The Midrash Rabba teaches: “Who will remove the earth from your eyes, Adam? You were unable to uphold your commandment even for a single hour, and yet your sons wait three years for orla!” The expression “Who will remove the earth from your eyes” means “If only you could be here to see”. It implies that the person addressed, while he may have erred, can most of all be proud that his descendants or students have surpassed him. (See the mishna at the beginning of chapter 5 of Sota.) The Midrash is suggesting that our forbearance in waiting for the years of orla to pass is a rectification and an atonement for the haste of our original forebears in succumbing to temptation.
Why is the waiting period precisely three years, followed by one year of sanctification? Rav Nachman of Breslav connects this also to the time of creation. When the serpent succeeds in drawing Chava’s attention to the fruit of the Tree of Knowledge, the Torah tells us that she noticed three different temptations: “And the woman saw that the tree was good to eat; and that it was desirable to the eyes; and the tree was coveted for wisdom. And she took of its fruit and ate, and she also gave to her man and he ate.” (Bereshit 3:6)

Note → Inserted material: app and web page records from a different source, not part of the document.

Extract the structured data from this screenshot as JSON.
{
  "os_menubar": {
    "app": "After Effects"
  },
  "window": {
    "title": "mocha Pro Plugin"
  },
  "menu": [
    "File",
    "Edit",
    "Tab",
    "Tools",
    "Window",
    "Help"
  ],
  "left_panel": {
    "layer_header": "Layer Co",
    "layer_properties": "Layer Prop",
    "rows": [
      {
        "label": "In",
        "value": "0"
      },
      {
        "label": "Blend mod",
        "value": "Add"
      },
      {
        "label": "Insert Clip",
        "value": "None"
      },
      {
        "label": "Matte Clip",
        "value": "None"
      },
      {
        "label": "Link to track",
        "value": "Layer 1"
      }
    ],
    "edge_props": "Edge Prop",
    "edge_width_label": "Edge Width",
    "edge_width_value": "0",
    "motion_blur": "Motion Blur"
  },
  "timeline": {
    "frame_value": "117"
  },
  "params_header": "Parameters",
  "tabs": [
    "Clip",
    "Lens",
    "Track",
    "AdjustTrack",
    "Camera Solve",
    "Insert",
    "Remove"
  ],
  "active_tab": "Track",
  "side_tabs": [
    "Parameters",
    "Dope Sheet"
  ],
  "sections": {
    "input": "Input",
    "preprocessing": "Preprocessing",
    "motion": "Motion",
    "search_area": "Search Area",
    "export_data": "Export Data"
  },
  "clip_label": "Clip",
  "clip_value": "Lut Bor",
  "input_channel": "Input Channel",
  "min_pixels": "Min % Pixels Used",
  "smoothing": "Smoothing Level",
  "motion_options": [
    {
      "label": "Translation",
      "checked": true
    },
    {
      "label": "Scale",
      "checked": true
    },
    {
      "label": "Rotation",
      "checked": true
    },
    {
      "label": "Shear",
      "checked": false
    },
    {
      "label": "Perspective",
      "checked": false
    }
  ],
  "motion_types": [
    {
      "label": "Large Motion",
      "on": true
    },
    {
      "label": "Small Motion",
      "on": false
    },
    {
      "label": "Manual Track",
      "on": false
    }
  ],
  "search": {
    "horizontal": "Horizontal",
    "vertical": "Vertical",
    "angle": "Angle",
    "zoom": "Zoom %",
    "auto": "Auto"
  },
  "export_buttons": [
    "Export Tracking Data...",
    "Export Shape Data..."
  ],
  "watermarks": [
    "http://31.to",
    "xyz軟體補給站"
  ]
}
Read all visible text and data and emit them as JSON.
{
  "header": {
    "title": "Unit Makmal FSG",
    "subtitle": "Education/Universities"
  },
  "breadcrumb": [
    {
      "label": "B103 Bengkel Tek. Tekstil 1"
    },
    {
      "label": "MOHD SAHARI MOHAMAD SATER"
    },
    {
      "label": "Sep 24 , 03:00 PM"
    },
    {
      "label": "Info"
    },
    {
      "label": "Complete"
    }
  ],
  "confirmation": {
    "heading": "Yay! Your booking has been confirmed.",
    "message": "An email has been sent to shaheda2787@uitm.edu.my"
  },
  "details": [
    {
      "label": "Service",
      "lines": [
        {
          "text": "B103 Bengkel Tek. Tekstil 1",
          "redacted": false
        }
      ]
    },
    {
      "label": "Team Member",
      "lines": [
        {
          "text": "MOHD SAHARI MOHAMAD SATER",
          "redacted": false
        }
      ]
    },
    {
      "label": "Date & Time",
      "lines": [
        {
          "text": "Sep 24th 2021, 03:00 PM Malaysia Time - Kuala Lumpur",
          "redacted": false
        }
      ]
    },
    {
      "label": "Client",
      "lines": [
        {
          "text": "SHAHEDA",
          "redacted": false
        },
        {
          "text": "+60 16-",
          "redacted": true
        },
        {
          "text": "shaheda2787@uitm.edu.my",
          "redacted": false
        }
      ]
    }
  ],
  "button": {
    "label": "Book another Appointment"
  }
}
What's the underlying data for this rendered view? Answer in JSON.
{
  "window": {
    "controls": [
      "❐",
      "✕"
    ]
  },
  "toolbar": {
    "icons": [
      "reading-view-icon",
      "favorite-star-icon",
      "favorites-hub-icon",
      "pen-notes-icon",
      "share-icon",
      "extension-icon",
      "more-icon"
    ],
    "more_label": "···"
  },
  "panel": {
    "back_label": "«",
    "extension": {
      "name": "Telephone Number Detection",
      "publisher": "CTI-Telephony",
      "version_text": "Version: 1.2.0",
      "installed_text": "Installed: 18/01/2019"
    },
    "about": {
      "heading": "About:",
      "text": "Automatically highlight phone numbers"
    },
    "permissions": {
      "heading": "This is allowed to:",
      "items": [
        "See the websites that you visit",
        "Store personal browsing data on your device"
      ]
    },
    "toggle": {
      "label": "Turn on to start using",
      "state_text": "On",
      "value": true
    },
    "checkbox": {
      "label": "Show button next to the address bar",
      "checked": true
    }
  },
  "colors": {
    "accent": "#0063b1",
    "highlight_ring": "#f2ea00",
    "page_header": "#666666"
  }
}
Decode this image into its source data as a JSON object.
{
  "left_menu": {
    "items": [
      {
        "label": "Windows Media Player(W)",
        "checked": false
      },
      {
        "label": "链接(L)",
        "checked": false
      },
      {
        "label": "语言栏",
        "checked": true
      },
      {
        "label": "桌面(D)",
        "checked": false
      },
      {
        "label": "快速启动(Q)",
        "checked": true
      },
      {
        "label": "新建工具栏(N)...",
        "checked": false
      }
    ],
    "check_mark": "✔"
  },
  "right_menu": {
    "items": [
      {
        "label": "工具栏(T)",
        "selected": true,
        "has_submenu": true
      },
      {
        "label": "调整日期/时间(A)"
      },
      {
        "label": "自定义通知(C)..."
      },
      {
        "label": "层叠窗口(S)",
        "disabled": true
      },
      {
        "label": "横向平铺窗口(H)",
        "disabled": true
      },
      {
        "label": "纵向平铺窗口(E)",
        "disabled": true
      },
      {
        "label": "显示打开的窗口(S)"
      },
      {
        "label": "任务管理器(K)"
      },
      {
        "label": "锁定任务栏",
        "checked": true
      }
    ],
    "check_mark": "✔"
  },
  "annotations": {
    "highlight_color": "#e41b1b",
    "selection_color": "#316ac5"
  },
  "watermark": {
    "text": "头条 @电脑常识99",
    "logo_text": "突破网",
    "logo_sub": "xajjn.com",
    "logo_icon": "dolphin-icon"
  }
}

Rav Nachman taught that these three temptations correspond to the three main temptations we face in everyday life: for excess in food, in intimate relations, and in money. “The tree was good to eat” has a clear connection to the desire for food. “Desirable to the eyes” recalls the urge for intimate relations both because of the word “desire” (taava) which relates especially to this impulse, and because of the connection to the eyes, which are the panderer for immodest desires. (Midrash Rabba on Bamidbar 15:39.) “Coveted for wisdom” suggests the desire for wealth, because the word for coveted, nechmad, is the same root used in the commandment “Though shalt not covet” which relates primarily to property.
The message is that when we have an opportunity to enjoy HaShem’s bounty in the form of some bodily enjoyment, we shouldn’t be hasty. We should step back and wait until we are sure they have no admixture of our common base desires.
However, it is not enough to overcome the three kinds of temptation, ridding ourselves of low urges. It is necessary afterwards to actively elevate our enjoyments to help us in the service of HaShem. This is symbolized by the neta revai, the fruits of the fourth year which are sanctified and need to be brought up to the holy city of Yerushalaim. (Based on Likutei Halakhot, Orla 4:2.)
Rabbi Meir is in the process of writing a monumental companion to Kitzur Shulchan Aruch which beautifully presents the meanings in our mitzvot and halacha. He is also directing the Jewish Business Response Forum at the Center for Business Ethics and Social Responsibility, Jerusalem College of Technology – Machon Lev. The forum aims to help business people run their firms according to Torah, by obtaining prompt, relevant responses to their questions.
Rabbi Asher Meir is the author of the book Meaning in Mitzvot, distributed by Feldheim. The book provides insights into the inner meaning of our daily practices, following the order of the 221 chapters of the Kitzur Shulchan Arukh.
The words of this author reflect his/her own opinions and do not necessarily represent the official position of the Orthodox Union.